* _Work to be completed_
Copy each line below that has "value".

* _Exercise data_
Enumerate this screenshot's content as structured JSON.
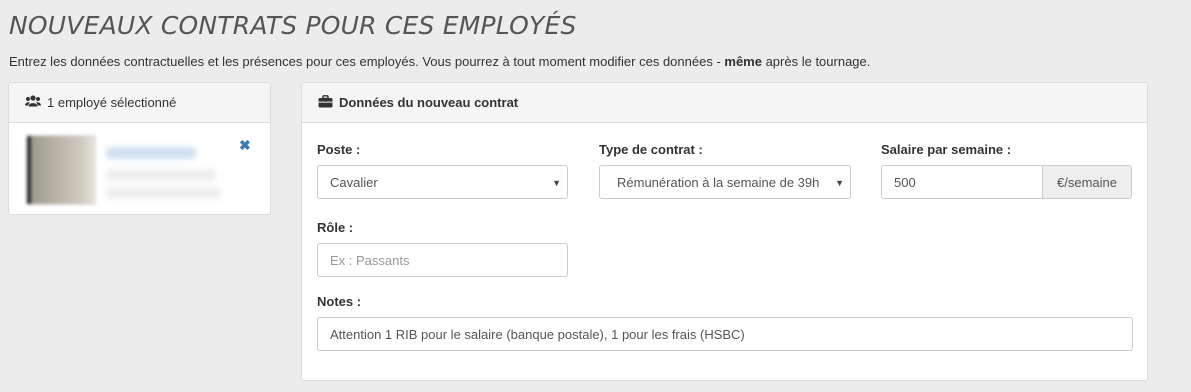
{
  "page": {
    "title": "NOUVEAUX CONTRATS POUR CES EMPLOYÉS",
    "intro_before": "Entrez les données contractuelles et les présences pour ces employés. Vous pourrez à tout moment modifier ces données - ",
    "intro_bold": "même",
    "intro_after": " après le tournage."
  },
  "employees_panel": {
    "heading": "1 employé sélectionné",
    "icon": "users-icon",
    "remove_icon": "close-icon"
  },
  "contract_panel": {
    "heading": "Données du nouveau contrat",
    "icon": "briefcase-icon",
    "poste": {
      "label": "Poste :",
      "value": "Cavalier"
    },
    "type_contrat": {
      "label": "Type de contrat :",
      "value": "Rémunération à la semaine de 39h"
    },
    "salaire": {
      "label": "Salaire par semaine :",
      "value": "500",
      "unit": "€/semaine"
    },
    "role": {
      "label": "Rôle :",
      "placeholder": "Ex : Passants"
    },
    "notes": {
      "label": "Notes :",
      "value": "Attention 1 RIB pour le salaire (banque postale), 1 pour les frais (HSBC)"
    }
  },
  "colors": {
    "background": "#ececec",
    "panel_heading": "#f5f5f5",
    "link_blue": "#3c7bb5"
  }
}
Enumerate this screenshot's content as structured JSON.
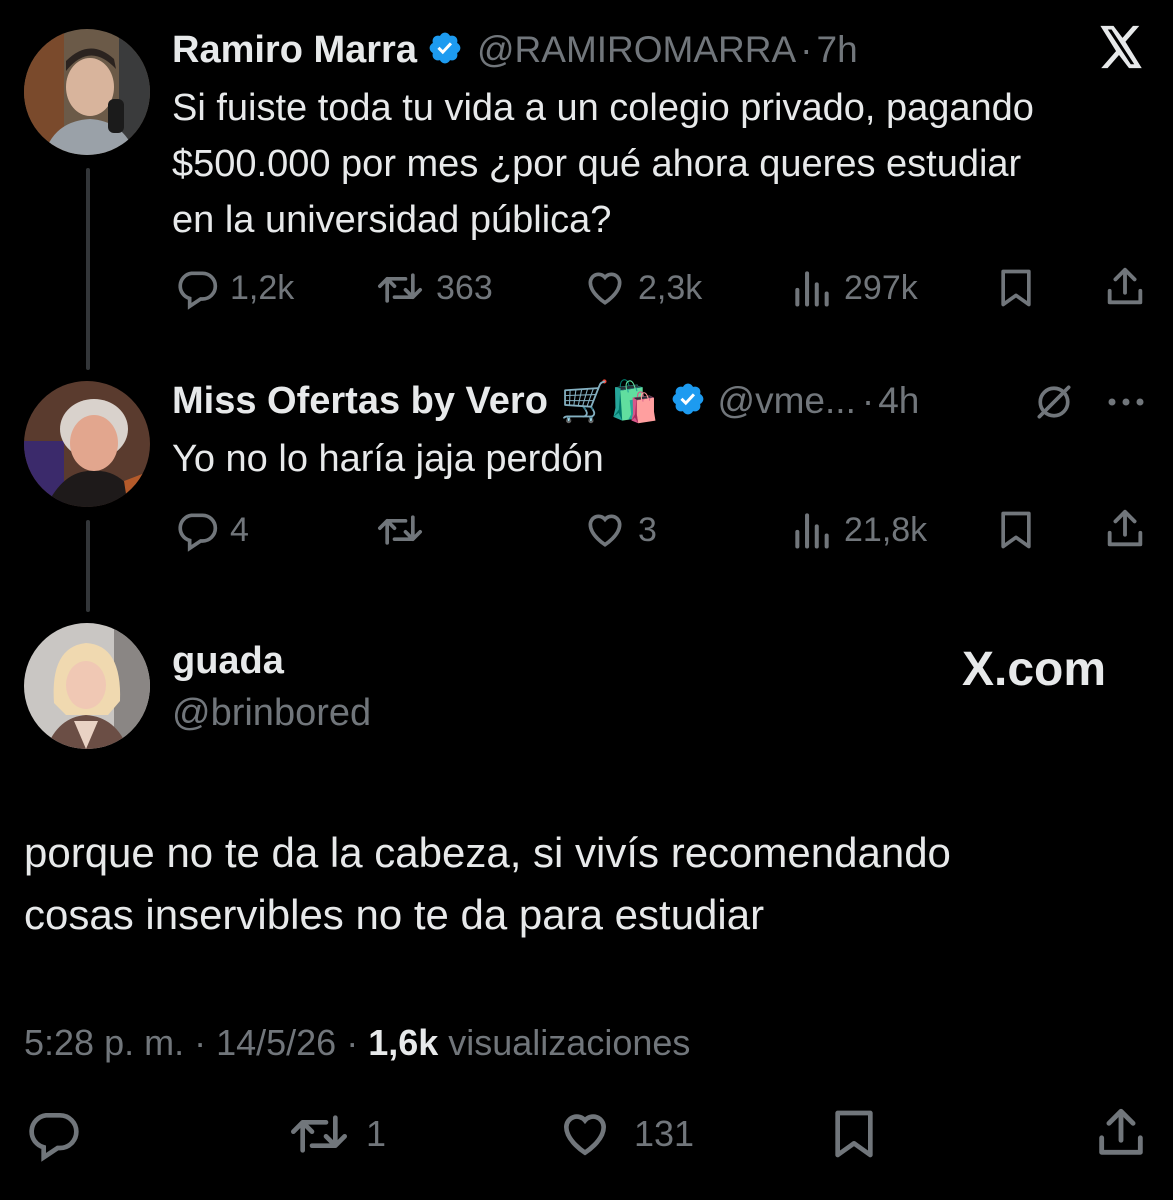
{
  "tweet1": {
    "name": "Ramiro Marra",
    "handle": "@RAMIROMARRA",
    "dot": "·",
    "time": "7h",
    "text_lines": [
      "Si fuiste toda tu vida a un colegio privado, pagando",
      "$500.000 por mes ¿por qué ahora queres estudiar",
      "en la universidad pública?"
    ],
    "replies": "1,2k",
    "reposts": "363",
    "likes": "2,3k",
    "views": "297k"
  },
  "tweet2": {
    "name": "Miss Ofertas by Vero",
    "emojis": "🛒🛍️",
    "handle": "@vme...",
    "dot": "·",
    "time": "4h",
    "text": "Yo no lo haría jaja perdón",
    "replies": "4",
    "reposts": "",
    "likes": "3",
    "views": "21,8k"
  },
  "tweet3": {
    "name": "guada",
    "handle": "@brinbored",
    "watermark": "X.com",
    "text_lines": [
      "porque no te da la cabeza, si vivís recomendando",
      "cosas inservibles no te da para estudiar"
    ],
    "meta_time": "5:28 p. m. · 14/5/26 ·",
    "meta_views_count": "1,6k",
    "meta_views_label": "visualizaciones",
    "reposts": "1",
    "likes": "131"
  },
  "colors": {
    "background": "#000000",
    "text": "#e7e9ea",
    "muted": "#71767b",
    "verified": "#1d9bf0",
    "line": "#333639"
  },
  "icons": [
    "x-logo-icon",
    "verified-badge-icon",
    "reply-icon",
    "repost-icon",
    "like-icon",
    "views-icon",
    "bookmark-icon",
    "share-icon",
    "grok-icon",
    "more-icon"
  ]
}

* _Expected answer_
      "value": "Cavalier"
      "value": "Rémunération à la semaine de 39h"
      "value": "500",
      "value": "Attention 1 RIB pour le salaire (banque postale), 1 pour les frais (HSBC)"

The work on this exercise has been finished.